AUSTIN, Texas — As a Dallas County commissioner, Elba Garcia represents some 670,000 people — nearly the population of a congressional district. The majority of her constituents are Latino and live in the fast-growing suburbs west of Dallas, where they share worries about managing growth, schools and access to health care.

Federal judge: Florida immigration law racially motivated

TALLAHASSEE, Fla. — A federal judge has struck down portions of a Florida immigration enforcement law that was a priority of the state's Republican governor, saying in her ruling that the measure was racially motivated.

Democrats tie government funding to debt bill, GOP digs in

WASHINGTON – Democratic congressional leaders backed by the White House announced Monday they would push ahead with a vote to fund the government and suspend the debt limit, all but daring Republicans who say they will vote against it despite the risk of a fiscal crisis.

Texas doctor who defied state’s new abortion ban is sued

DALLAS – A San Antonio doctor who said he performed an abortion in defiance of a new Texas law all but dared supporters of the state’s near-total ban on the procedure to try making an early example of him by filing a lawsuit – and by Monday, two people obliged.

Senate parliamentarian deals blow to Dems’ immigration push

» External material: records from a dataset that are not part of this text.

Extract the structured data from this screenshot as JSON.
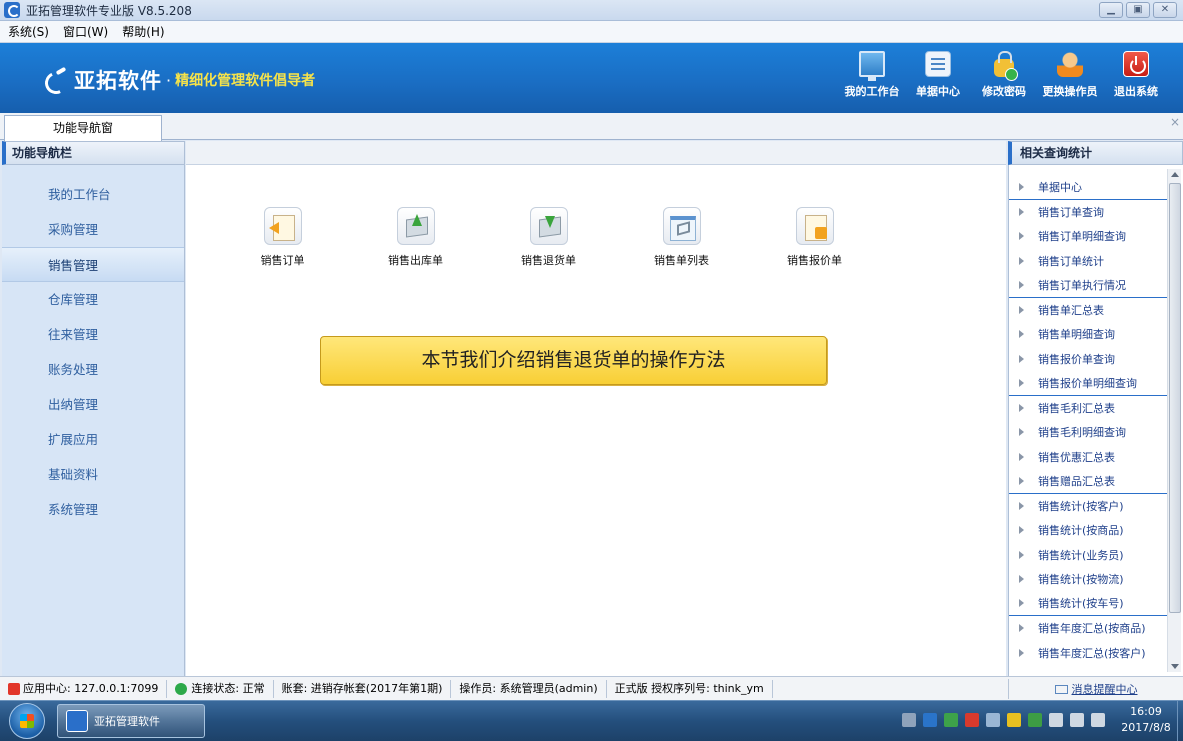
{
  "window": {
    "title": "亚拓管理软件专业版 V8.5.208",
    "controls": [
      "▁",
      "▣",
      "✕"
    ]
  },
  "menu": [
    "系统(S)",
    "窗口(W)",
    "帮助(H)"
  ],
  "banner": {
    "brand": "亚拓软件",
    "separator": "·",
    "slogan": "精细化管理软件倡导者",
    "tools": [
      {
        "label": "我的工作台",
        "icon": "monitor-icon"
      },
      {
        "label": "单据中心",
        "icon": "document-list-icon"
      },
      {
        "label": "修改密码",
        "icon": "lock-icon"
      },
      {
        "label": "更换操作员",
        "icon": "user-icon"
      },
      {
        "label": "退出系统",
        "icon": "power-icon"
      }
    ]
  },
  "tab": {
    "label": "功能导航窗",
    "close": "×"
  },
  "left": {
    "header": "功能导航栏",
    "items": [
      "我的工作台",
      "采购管理",
      "销售管理",
      "仓库管理",
      "往来管理",
      "账务处理",
      "出纳管理",
      "扩展应用",
      "基础资料",
      "系统管理"
    ],
    "active_index": 2
  },
  "main": {
    "functions": [
      {
        "label": "销售订单",
        "icon": "sales-order-icon"
      },
      {
        "label": "销售出库单",
        "icon": "outbound-box-icon"
      },
      {
        "label": "销售退货单",
        "icon": "return-box-icon"
      },
      {
        "label": "销售单列表",
        "icon": "list-window-icon"
      },
      {
        "label": "销售报价单",
        "icon": "quotation-icon"
      }
    ],
    "callout": "本节我们介绍销售退货单的操作方法"
  },
  "right": {
    "header": "相关查询统计",
    "items": [
      {
        "label": "单据中心",
        "sep": true
      },
      {
        "label": "销售订单查询",
        "sep": false
      },
      {
        "label": "销售订单明细查询",
        "sep": false
      },
      {
        "label": "销售订单统计",
        "sep": false
      },
      {
        "label": "销售订单执行情况",
        "sep": true
      },
      {
        "label": "销售单汇总表",
        "sep": false
      },
      {
        "label": "销售单明细查询",
        "sep": false
      },
      {
        "label": "销售报价单查询",
        "sep": false
      },
      {
        "label": "销售报价单明细查询",
        "sep": true
      },
      {
        "label": "销售毛利汇总表",
        "sep": false
      },
      {
        "label": "销售毛利明细查询",
        "sep": false
      },
      {
        "label": "销售优惠汇总表",
        "sep": false
      },
      {
        "label": "销售赠品汇总表",
        "sep": true
      },
      {
        "label": "销售统计(按客户)",
        "sep": false
      },
      {
        "label": "销售统计(按商品)",
        "sep": false
      },
      {
        "label": "销售统计(业务员)",
        "sep": false
      },
      {
        "label": "销售统计(按物流)",
        "sep": false
      },
      {
        "label": "销售统计(按车号)",
        "sep": true
      },
      {
        "label": "销售年度汇总(按商品)",
        "sep": false
      },
      {
        "label": "销售年度汇总(按客户)",
        "sep": false
      }
    ]
  },
  "status": {
    "app_center": "应用中心: 127.0.0.1:7099",
    "connection": "连接状态: 正常",
    "account": "账套: 进销存帐套(2017年第1期)",
    "operator": "操作员: 系统管理员(admin)",
    "license": "正式版 授权序列号: think_ym",
    "message_center": "消息提醒中心"
  },
  "taskbar": {
    "app": "亚拓管理软件",
    "time": "16:09",
    "date": "2017/8/8",
    "tray_colors": [
      "#8fa3bb",
      "#2a74c9",
      "#3da24a",
      "#d83a2d",
      "#9ab6d4",
      "#e8c020",
      "#3d9d44",
      "#cfd8e2",
      "#cfd8e2",
      "#cfd8e2"
    ]
  }
}
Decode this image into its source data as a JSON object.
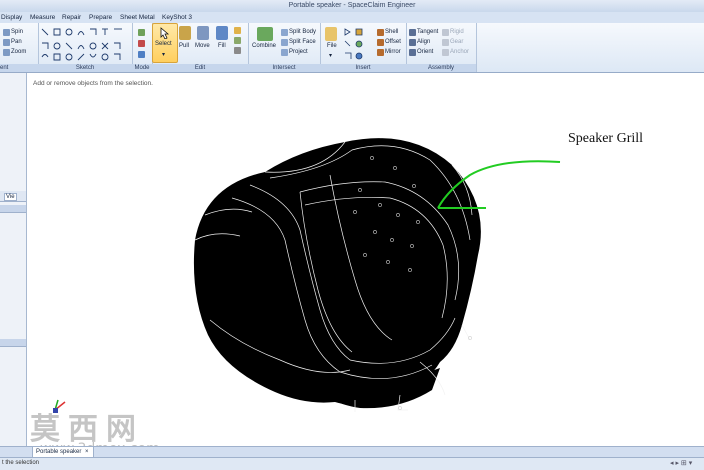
{
  "window": {
    "title": "Portable speaker - SpaceClaim Engineer"
  },
  "tabs": [
    "Display",
    "Measure",
    "Repair",
    "Prepare",
    "Sheet Metal",
    "KeyShot 3"
  ],
  "ribbon": {
    "orient": {
      "items": [
        "Spin",
        "Pan",
        "Zoom"
      ],
      "label": "ent"
    },
    "sketch": {
      "label": "Sketch"
    },
    "mode": {
      "label": "Mode"
    },
    "edit": {
      "items": [
        "Select",
        "Pull",
        "Move",
        "Fill"
      ],
      "label": "Edit"
    },
    "intersect": {
      "combine": "Combine",
      "items": [
        "Split Body",
        "Split Face",
        "Project"
      ],
      "label": "Intersect"
    },
    "insert": {
      "file": "File",
      "items": [
        "Shell",
        "Offset",
        "Mirror"
      ],
      "label": "Insert"
    },
    "assembly": {
      "items": [
        "Tangent",
        "Align",
        "Orient"
      ],
      "dim_items": [
        "Rigid",
        "Gear",
        "Anchor"
      ],
      "label": "Assembly"
    }
  },
  "left_panel": {
    "tab": "Vie"
  },
  "canvas": {
    "hint": "Add or remove objects from the selection.",
    "annotation": "Speaker Grill"
  },
  "document_tab": {
    "label": "Portable speaker",
    "close": "×"
  },
  "status": {
    "text": "t the selection"
  },
  "watermark": {
    "cn": "莫西网",
    "url": "www.3dmox.com"
  },
  "colors": {
    "ribbon": "#dde8f5",
    "annotation_arrow": "#22cc22",
    "model": "#000000"
  }
}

WASHINGTON — Democrats can’t use their $3.5 trillion package bolstering social and climate programs to give millions of immigrants a chance to become citizens, the Senate’s parliamentarian said late Sunday, a crushing blow to what was the party’s clearest pathway in years to attaining that long-sought goal.

Communists, observers report violations in Russian election

MOSCOW — The head of Russia's Communist Party, the country's second-largest political party, is alleging widespread violations in the election for a new national parliament in which his party is widely expected to gain seats.

Fearful U.S. residents in Afghanistan hiding out from Taliban

Every night in yet another house in Afghanistan’s capital, a U.S. green card-holding couple from California take turns sleeping, with one always awake to watch over their three young children so they can flee if they hear the footsteps of the Taliban.

New redistricting commissions splinter along partisan lines

When voters in some states created new commissions to handle the politically thorny process of redistricting, the hope was that the bipartisan panelists could work together to draw new voting districts free of partisan gerrymandering.

Democrats tackling flash points of taxes, health, climate

WASHINGTON – Revamp the tax code and important federal health care and environment programs. Spend $3.5 trillion over 10 years, but maybe a lot less. Ensure that no more than three Democrats in all of Congress vote “no” because Republicans will be unanimously opposed.